More popular are the stories of the legendary Dragon Master Dyne and his companions. Though most consider the stories to be a exaggeration of actual events, this doesn't matter to a young man by the name of Alex. He dreams of becoming the next Dragon Master and going on grand adventures to thwart evil where ever it may be. One day he gets his chance when exploring the nearby White Dragon Cave. In a flash of light the White Dragon appears and grants Alex the Dragon Ring, the first relic needed on the journey to become the Dragon Master.
Soon Alex sets out on a journey to find the remaining Dragons and assume the role of Dragon Master. With him are his childhood friends ,Ramus, Luna, and his flying cat Nall. Their first stop is the magic guild, where they soon find that their journey might not be as simple as they thought...
Conclusion(My Overall Opinion on the Story):
I played this game when it first came out years ago. It was one of my favorite RPG's of the time and even though the graphics have been updated and a few things removed, like that awesome original opening song, it's still the engaging story I played all those years ago. There are several new scenes that have been added to flesh out the story and there are various game play tweaks that make the game a little more streamlined for modern times. In this version you can save anywhere, the graphics have been updated, the combat system has been streamlined with tactics that can be customized and probably a few more features that I am missing.
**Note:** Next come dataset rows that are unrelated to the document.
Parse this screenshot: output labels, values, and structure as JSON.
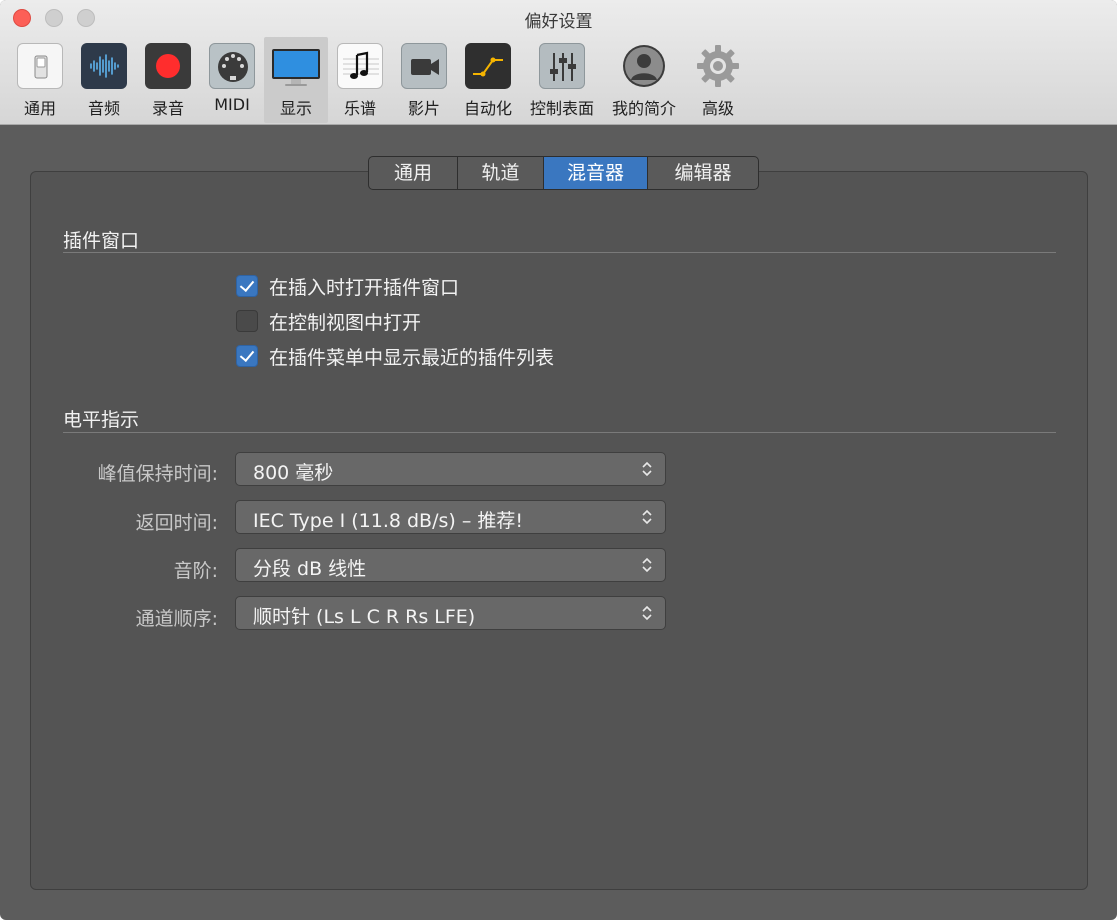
{
  "window": {
    "title": "偏好设置"
  },
  "toolbar": {
    "items": [
      {
        "label": "通用",
        "icon": "switch-icon"
      },
      {
        "label": "音频",
        "icon": "waveform-icon"
      },
      {
        "label": "录音",
        "icon": "record-icon"
      },
      {
        "label": "MIDI",
        "icon": "midi-connector-icon"
      },
      {
        "label": "显示",
        "icon": "display-icon"
      },
      {
        "label": "乐谱",
        "icon": "music-note-icon"
      },
      {
        "label": "影片",
        "icon": "video-camera-icon"
      },
      {
        "label": "自动化",
        "icon": "automation-curve-icon"
      },
      {
        "label": "控制表面",
        "icon": "fader-icon"
      },
      {
        "label": "我的简介",
        "icon": "profile-icon"
      },
      {
        "label": "高级",
        "icon": "gear-icon"
      }
    ],
    "selected": "显示"
  },
  "tabs": {
    "items": [
      "通用",
      "轨道",
      "混音器",
      "编辑器"
    ],
    "active": "混音器"
  },
  "plugin_window": {
    "title": "插件窗口",
    "options": [
      {
        "label": "在插入时打开插件窗口",
        "checked": true
      },
      {
        "label": "在控制视图中打开",
        "checked": false
      },
      {
        "label": "在插件菜单中显示最近的插件列表",
        "checked": true
      }
    ]
  },
  "meters": {
    "title": "电平指示",
    "fields": [
      {
        "label": "峰值保持时间:",
        "value": "800 毫秒"
      },
      {
        "label": "返回时间:",
        "value": "IEC Type I (11.8 dB/s) – 推荐!"
      },
      {
        "label": "音阶:",
        "value": "分段 dB 线性"
      },
      {
        "label": "通道顺序:",
        "value": "顺时针 (Ls L C R Rs LFE)"
      }
    ]
  },
  "colors": {
    "accent": "#3a77c0",
    "content_bg": "#545454",
    "window_bg": "#5c5c5c"
  }
}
The only downside to this game is that the combat hasn't aged that well. The combat is your standard turn based fair where you select an attack for each character and then they do said attack and then the enemy takes it's turn and does the same. While I don't like overly complicated battle systems, there isn't much need to think about tactics in this game, except for a couple of battles. This is helped a little by the fact enemies are visible on the map and, can occasionally, be avoided but there is still a lot of battles where it boils down to pick your area spell of choice and repeat two or three times till the battle is over and then repeat.
The good thing though is that the story and the characters hold up even though it is your standard boy saves the world and gets the girl story. So if your looking for a classic rpg to sink some time into give this one a shot. m.a.c
As a long time fan of Lunar I couldn't be happier with the remake on PSP. The ability to save your game in the character menu paired with the sleep function of Sony's handheld makes this long role-playing experience very approachable.
Lunar: Silver Star Harmony is a great remake of a classic RPG game. With updated graphics and audio, fans of the series will flock to this PSP version, while those new to the series will enjoy is cheerful and humorous take on the RPG traditions.
Lunar: Silver Star Harmony's core mechanics may be more than a decade old, but thanks to redone graphics, voice acting, and dialogue, this one still has plenty of spring in its step. And while frequent load times and some pacing issues mar the overall experience, it's still an enjoyable RPG that never takes itself too seriously.
The gameplay/battle system are pretty basic for a jrpg, which is not odd, because it's a remake of a pretty old game. The storyline is decent, but nothing special. The characters are pretty nice. The graphics are very neat 2d. The most annoying thing is repetitive battles, a lot of them, so the good point is the game has auto battle AI (which is pretty lame at times, but sometimes I was so bored by the dungeons, I've used it).
An enjoyable old school adventure that has aged surprisingly well. The story might not be anything groundbreaking or memorable, and the respawning enemies can be a bit of a chore but for anyone after ~30 hours of traditional JRPG gaming, Lunar most certainly delivers.